“(We were) working on some things in my delivery that he had worked on," Plesac said earlier this month, "Learning off of things he taught himself going through it."

As a result, the 25-year-old hurler, who posted a 3.81 ERA in 115 2/3 innings as a rookie last season with Cleveland, came to spring training claiming to have a little extra "true life" to his fastball. But those are just words. We are proof-seeking hounds, and Monday's start against the Rockies offered the first data to devour.

According to Statcast, Plesac's four-seamer averaged 94.2 mph in two innings on Monday, topping out at 95.5 mph in his first frame. For comparison, that beats his average fastball velocity from last year, which sat at 93.5 mph in the majors.

Screen Shot 2020-02-24 at 5.23.47 PM
Zach Plesac's pitch velocity in his two-inning start on Monday.

Plesac allowed one run on two hits, walking one and striking out two in Monday's exhibition. But that line isn't quite as interesting or meaningful as the heater velocity, which beat his average speed for all but one month of 2019. 

chart-7

So, case closed, right? Well, hold up. 

No one expects to know all after one spring start. Was he amped with the adrenaline that accompanies pitching in the first game-like setting? Did he benefit from knowing he only had a small number of pitches to make before getting the typical early spring quick hook?

Sigh. Sample size remains important. This is all we’ve got, and keeping expectations tempered is the boring — errrr, responsible thing to do. After all, Plesac still didn't top his season-best fastball of 2019 (96.4 mph). This is a process.

But remember, Clevinger's velocity didn't just explode immediately upon making adjustments midway through 2018. That's an impossible standard. To see a comparable if not more speedy average four-seam fastball from Plesac while knocking off the rust in his first outing, though, seems like a positive building block.

Plesac believes, in addition to strength training, the process of adding more fastball life comes a result of "getting in good positions," throughout his delivery, focusing on his direction and being in "good, strong spots" through his finish. That sounds a bit like the things Clevinger stressed when adding velocity in 2018.

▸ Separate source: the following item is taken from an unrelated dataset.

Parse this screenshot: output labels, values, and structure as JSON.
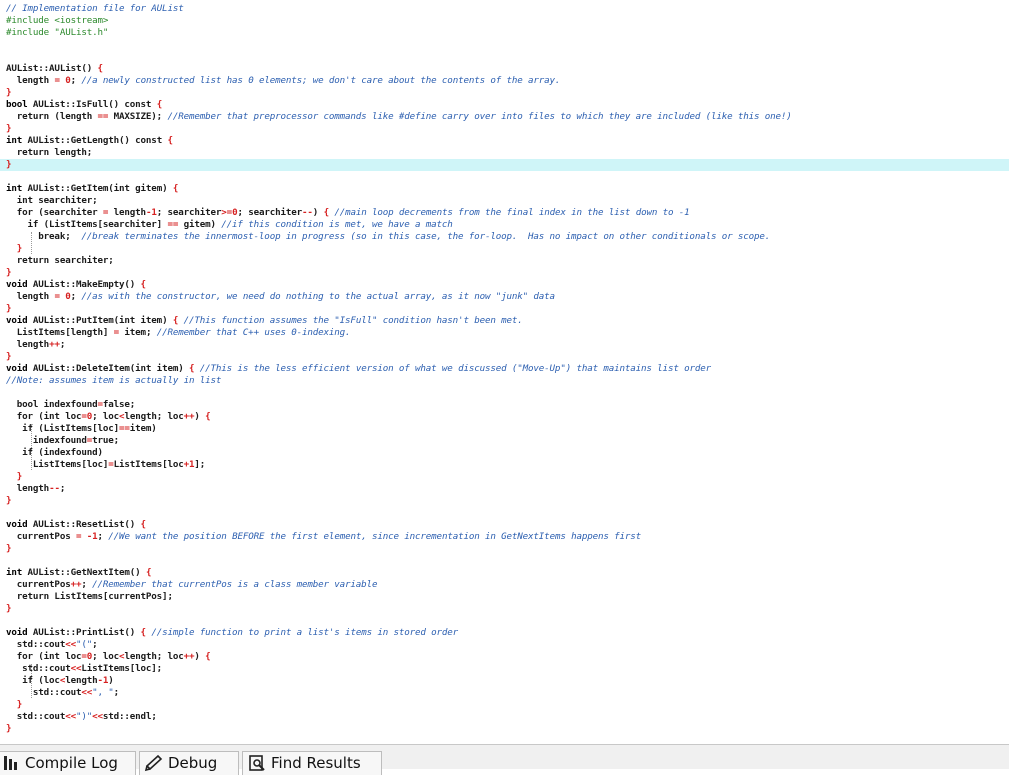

"You’re going to see a new beast,” Clevinger said with a grin of Plesac earlier this month. “That’s for sure.”

But why so much attention put toward velocity? It’s not the only element in the total pitching formula, after all.

True. But as Jeff Zimmerman pointed out earlier this offseason, it certainly helps generate whiffs far more frequently the higher you rise on the velocity spectrum.

What that potential to add speed doesn't account for is the increased confidence to throw his four-seamer higher in the zone at a greater rate.

On Monday, Plesac demonstrated that he wasn't afraid to elevate his heater, an offering that was on the low end of the spin spectrum in 2019 and generated slightly above average rise. That trend might lead to more swing-and-miss and additional pop-ups, which are about as valuable as strikeouts.

Screen Shot 2020-02-24 at 7.26.46 PM
Plesac’s four-seam locations on Monday.

"I can start pitching up in the zone a little bit more," Plesac said earlier this month. "Last year, I was getting some fade or sink on the ball. This year, I’m starting to use some of the rise I’m getting on the fastball due to the positions I’m getting myself into. I think it’s going to help me play up (my entire arsenal).”

Elevation of a more spin-efficient fastball might also help other offerings like his curveball, a pitch the Tribe hurler told reporters he adjusted this winter to help facilitate better action.

Plesac's heater already rated above average in velocity last year (67th percentile), so any added ticks should help. It will certainly remain one of the most fascinating parts of his continued development, one worth monitoring early this year as he battles for a spot in the starting rotation and feeds our appetite.

Comments

Opinion

FEATURED
COMMUNITY